- **Exercise**
Those lines of the records that contain "GARDEN" are to be located and copied.

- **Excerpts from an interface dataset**
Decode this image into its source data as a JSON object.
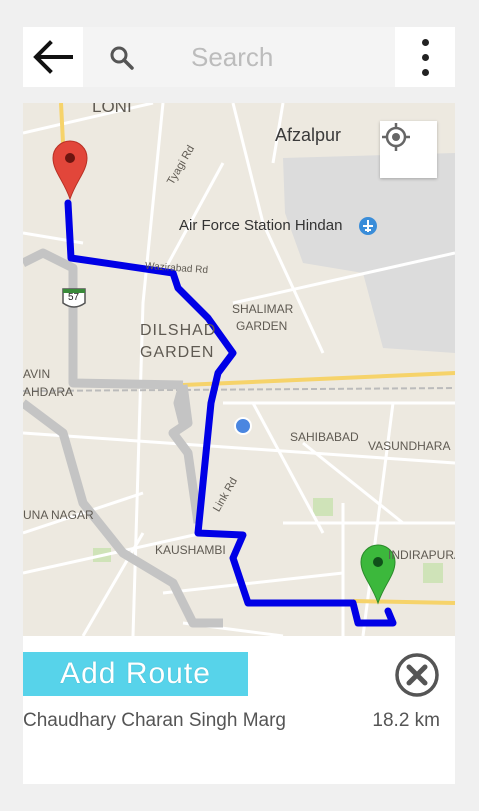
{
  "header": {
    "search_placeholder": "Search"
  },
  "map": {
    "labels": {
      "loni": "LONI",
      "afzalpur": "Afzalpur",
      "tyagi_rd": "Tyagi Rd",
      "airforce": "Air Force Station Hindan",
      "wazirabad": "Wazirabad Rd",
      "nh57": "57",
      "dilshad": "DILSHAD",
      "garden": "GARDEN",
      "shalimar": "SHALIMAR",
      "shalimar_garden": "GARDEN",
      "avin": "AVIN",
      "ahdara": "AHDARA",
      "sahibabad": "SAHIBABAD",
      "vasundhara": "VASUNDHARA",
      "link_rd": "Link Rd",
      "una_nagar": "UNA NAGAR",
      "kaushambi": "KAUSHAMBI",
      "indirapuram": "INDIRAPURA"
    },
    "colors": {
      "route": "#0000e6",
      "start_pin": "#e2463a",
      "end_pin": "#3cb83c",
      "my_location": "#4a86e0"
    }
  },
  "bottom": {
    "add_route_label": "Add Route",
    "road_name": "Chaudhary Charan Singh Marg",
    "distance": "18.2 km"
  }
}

- **Exercise solution**
      "garden": "GARDEN",
      "shalimar_garden": "GARDEN",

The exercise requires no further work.